Live from Uncle Jim's Worm Farm, these earthworms are just $29.95 for 2lb. And that's only the beginning: there are crickets sold by the thousand, highly expensive snails, delicious gutloaded mealworms, cockroaches and shrimp. (I like the way the word "Live" is placed in quotes for "Live" Lobsters.) Read the rest
Filet mignon served in restaurants is often, in fact, an agglomeration of scraps of lesser beef, welded together with Meat Glue. [ABC]

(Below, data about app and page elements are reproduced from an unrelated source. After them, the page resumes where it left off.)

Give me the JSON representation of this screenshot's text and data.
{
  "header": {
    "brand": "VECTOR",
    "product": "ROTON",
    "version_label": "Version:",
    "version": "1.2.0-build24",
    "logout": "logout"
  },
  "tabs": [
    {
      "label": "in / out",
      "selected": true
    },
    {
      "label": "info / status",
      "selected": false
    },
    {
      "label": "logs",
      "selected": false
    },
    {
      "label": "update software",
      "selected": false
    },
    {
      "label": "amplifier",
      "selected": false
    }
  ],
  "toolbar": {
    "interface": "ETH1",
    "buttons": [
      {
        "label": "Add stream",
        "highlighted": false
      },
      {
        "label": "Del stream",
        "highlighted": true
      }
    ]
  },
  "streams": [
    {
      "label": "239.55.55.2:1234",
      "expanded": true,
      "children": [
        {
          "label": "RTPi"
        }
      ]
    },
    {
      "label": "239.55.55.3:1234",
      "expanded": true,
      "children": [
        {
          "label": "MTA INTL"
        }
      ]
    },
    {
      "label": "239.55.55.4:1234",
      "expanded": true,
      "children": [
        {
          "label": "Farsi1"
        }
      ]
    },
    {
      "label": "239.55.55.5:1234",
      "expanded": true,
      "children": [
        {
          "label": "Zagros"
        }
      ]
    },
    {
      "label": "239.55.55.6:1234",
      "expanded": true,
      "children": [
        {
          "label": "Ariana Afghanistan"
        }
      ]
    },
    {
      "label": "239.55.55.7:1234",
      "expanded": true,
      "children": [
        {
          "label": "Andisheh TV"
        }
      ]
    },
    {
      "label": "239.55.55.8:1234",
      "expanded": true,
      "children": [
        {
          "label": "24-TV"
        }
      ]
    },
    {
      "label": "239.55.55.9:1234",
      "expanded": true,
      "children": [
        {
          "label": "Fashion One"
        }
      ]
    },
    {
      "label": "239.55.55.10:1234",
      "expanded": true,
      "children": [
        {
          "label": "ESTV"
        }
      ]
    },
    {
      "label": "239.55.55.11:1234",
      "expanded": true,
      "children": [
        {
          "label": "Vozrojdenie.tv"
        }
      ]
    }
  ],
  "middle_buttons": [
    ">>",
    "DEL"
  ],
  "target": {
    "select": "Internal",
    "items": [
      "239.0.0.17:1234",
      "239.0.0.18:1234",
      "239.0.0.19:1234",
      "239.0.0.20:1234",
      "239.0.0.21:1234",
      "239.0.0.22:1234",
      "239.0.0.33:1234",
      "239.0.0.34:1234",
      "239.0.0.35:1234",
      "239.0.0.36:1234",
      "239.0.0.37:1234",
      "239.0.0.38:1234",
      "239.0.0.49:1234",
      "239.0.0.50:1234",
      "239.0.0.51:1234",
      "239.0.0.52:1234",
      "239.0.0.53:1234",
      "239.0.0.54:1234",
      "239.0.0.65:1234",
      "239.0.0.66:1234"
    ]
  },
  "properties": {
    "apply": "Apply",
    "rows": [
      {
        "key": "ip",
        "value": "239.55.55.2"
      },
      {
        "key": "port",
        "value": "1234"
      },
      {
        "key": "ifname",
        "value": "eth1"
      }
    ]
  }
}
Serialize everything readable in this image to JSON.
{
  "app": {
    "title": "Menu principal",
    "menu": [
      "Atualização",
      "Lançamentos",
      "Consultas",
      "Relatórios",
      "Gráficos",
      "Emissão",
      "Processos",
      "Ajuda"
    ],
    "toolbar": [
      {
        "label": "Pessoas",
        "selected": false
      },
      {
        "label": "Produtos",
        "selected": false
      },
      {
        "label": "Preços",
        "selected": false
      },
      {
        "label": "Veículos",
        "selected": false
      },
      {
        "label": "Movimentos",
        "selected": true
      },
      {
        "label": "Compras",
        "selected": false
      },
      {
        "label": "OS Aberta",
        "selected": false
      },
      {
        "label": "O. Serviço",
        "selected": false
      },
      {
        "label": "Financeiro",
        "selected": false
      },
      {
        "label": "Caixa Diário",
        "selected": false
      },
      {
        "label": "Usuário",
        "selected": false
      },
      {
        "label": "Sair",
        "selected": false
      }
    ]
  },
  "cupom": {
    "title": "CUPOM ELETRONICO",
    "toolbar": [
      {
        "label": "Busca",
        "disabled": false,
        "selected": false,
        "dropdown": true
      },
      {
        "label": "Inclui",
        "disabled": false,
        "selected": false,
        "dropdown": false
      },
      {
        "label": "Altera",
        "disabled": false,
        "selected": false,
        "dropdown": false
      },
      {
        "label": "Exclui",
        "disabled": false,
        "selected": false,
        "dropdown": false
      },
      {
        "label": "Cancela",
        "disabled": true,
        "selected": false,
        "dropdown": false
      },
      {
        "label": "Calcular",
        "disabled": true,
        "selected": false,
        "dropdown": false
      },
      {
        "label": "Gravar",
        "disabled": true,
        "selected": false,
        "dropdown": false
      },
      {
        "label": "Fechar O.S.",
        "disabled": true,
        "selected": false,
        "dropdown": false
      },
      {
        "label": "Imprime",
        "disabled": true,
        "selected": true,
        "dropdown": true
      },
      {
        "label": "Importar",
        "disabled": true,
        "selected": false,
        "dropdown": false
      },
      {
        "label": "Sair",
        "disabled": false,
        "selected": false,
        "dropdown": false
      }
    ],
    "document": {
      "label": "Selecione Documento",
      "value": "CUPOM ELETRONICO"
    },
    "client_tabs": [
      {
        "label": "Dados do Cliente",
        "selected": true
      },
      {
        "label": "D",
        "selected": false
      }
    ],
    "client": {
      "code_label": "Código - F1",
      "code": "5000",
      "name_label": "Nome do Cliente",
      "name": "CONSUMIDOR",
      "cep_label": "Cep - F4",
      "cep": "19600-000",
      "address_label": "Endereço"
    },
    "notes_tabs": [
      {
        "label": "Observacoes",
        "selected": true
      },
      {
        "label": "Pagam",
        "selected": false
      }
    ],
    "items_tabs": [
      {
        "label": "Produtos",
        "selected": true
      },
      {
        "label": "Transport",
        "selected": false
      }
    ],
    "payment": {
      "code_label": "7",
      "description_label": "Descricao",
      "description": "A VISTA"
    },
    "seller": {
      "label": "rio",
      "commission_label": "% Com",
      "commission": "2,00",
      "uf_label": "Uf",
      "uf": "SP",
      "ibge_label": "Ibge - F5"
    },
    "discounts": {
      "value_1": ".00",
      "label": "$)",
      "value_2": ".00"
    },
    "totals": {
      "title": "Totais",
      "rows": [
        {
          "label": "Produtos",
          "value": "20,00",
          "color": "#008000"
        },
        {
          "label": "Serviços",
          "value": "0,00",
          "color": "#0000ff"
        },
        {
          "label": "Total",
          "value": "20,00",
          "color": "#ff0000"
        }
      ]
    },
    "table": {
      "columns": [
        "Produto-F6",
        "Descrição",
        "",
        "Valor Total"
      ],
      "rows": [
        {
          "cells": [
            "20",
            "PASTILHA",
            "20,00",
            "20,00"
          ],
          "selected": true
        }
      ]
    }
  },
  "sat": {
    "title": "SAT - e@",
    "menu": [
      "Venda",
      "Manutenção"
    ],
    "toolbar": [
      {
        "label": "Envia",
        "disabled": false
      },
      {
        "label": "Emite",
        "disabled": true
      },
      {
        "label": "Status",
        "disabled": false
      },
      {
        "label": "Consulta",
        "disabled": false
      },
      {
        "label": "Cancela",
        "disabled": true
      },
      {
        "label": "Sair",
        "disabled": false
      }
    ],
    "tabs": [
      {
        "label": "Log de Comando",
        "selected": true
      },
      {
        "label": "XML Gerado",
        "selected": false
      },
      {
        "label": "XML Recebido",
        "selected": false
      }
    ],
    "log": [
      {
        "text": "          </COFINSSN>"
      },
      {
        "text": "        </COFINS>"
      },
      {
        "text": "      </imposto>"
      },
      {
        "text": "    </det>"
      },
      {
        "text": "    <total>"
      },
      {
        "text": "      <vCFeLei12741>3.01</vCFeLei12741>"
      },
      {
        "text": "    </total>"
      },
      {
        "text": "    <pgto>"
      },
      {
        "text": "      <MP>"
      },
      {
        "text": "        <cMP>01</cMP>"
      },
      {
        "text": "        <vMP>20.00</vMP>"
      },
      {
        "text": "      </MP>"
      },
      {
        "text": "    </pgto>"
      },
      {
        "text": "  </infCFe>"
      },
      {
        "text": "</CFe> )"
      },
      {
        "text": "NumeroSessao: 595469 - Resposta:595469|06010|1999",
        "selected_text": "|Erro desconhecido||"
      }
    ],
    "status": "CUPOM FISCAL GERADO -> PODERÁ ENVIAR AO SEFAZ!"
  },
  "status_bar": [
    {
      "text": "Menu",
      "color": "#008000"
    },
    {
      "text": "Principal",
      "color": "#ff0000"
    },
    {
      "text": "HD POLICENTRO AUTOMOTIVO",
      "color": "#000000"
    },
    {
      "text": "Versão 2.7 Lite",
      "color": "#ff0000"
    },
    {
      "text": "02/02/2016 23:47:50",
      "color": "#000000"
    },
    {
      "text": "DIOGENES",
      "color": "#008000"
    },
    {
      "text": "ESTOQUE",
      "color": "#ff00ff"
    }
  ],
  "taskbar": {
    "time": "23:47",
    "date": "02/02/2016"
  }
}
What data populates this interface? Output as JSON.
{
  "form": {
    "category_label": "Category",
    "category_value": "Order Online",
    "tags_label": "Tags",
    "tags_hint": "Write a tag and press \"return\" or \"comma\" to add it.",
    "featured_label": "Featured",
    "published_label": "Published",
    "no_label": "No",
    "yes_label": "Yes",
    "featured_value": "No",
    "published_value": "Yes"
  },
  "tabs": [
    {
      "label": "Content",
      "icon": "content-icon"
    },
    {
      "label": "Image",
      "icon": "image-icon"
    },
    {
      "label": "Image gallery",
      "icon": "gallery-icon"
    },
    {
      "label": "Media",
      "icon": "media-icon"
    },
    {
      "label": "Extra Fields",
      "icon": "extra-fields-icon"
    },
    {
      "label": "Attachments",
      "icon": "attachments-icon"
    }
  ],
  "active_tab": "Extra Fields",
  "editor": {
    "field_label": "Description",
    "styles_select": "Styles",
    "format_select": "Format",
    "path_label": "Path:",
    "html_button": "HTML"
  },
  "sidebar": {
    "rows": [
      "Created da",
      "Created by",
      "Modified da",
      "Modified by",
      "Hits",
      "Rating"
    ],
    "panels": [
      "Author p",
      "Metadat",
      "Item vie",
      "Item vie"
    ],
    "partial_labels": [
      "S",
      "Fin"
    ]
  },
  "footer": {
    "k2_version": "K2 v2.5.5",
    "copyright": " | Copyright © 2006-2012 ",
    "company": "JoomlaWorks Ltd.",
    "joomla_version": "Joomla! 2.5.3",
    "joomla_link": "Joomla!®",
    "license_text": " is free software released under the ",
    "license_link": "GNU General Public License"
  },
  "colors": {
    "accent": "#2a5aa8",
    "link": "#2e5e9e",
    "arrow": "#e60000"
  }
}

Terje took powder and dusted it liberally over the meat pieces. The coated stew meat then went into a circular tin to give it a nice, round filet mignon shape. He was also able to make a New York strip out of thin cuts of round steak. Adding water makes a soupy glaze, and an easier way to coat the meat.The final steps were to seal the meat in a vacuum bag, adding some pressure to the bond, and then it was off to the fridge to set overnight. Twenty-four hours later, the humble $4-a-pound stew meat now looks like a $25-a-pound prime filet.
Delicious. Read the rest
Timothy Pachirat, Assistant Professor of Politics at The New School for Social Research and the author of Every Twelve Seconds, is not the first to see industrialized violence and political analogues in the slaughterhouse. But rather than write an exposé, he took a job at one to see how it works from the perspective of those who work there. I interviewed him about his experiences on the kill floor. Read the rest
You see that whitish stuff in the petri dish? That, my dears, is lab-grown meat. Meat made without all the physical, environmental, and ethical mess that goes along with raising actual animals for food.
The little tabs on either end of each piece of meat are Velcro, used to stretch and "exercise" the muscle cells that make up this lab meat. (Some earlier attempts at growing meat in the lab failed because, without exercise, muscle tissue isn't something that's particularly palatable.) It's white because there's no blood running through it. And, to create food, you'd have to combine this single layer of muscle tissue with thousands of other layers of muscle and lab-grown fat.
Dutch biologist Mark Post, the man behind the meat, thinks that he can build the world's first lab-grown burger within a year for a cost of $345,000.
You can read the full story in an article by Reuters' Kate Kelland
Image: Francois Lenoir / Reuters
Image: Francois Lenoir / ReutersRead the rest
What's a Hack-B-Q? Think free B-B-Q with the added bonus of getting to share knowledge with TXRX Members who have expertise in exciting DIY technology projects. And that's just for starters: There are tons of exciting projects in progress and members with expertise in chemistry, electrical engineering, biology, physics, programming, mechanical engineering, and many others, all of whom are interested in sharing that knowledge for the benefit of the community. Oh yeah, and did we mention FREE TI LaunchPad Dev Kits? (while supplies last)Tx/Rx Labs (Thanks, Rtavk!) Read the rest
My physiotherapist has a funny habit of pointing to bits of my back and going, "Right, I'd like you to think about flexing this part right here under your left sirloin." Funnily enough, this turns out to be a pretty good way to align my conscious will with my prioperception.
(Love this. Penfold, can you drop me an email please? I'd love to talk further with you about the possibilities for the design, but you didn't put your email in the submission.)
IPhone frenzy in the mini-sausages 'maekseubong' a special (via Kottke) Previously:Soviet-era Estonian meat commercial - Boing Boing Scientists invent "meat spaghetti" to trick kids - Boing Boing Victoria Reynolds's meat paintings - Boing Boing Famous Chinese meat-product buns called "Dog would ignore it ... Read the rest
A new slideshow on Treehugger takes you inside a hipster/foodie hog butchery workshop, via photos of dead pig parts that are not nearly as front-page friendly as the one posted above. The goal: Understanding where the meat you buy comes from and what the process of turning animal into meat looks like—at least, in the traditional one-guy-with-a-knife sense. It's an interesting bit of DIY food production + often-ignored reality, and I'm reminded of some favorite scenes from Little House in the Big Woods (head cheese! bladder balloon!).
The story also contains a link to a fascinating side article on 5 Things To Do With Leftover Bacon Fat—which involves both bourbon, and cookies. How could it be wrong?Read the rest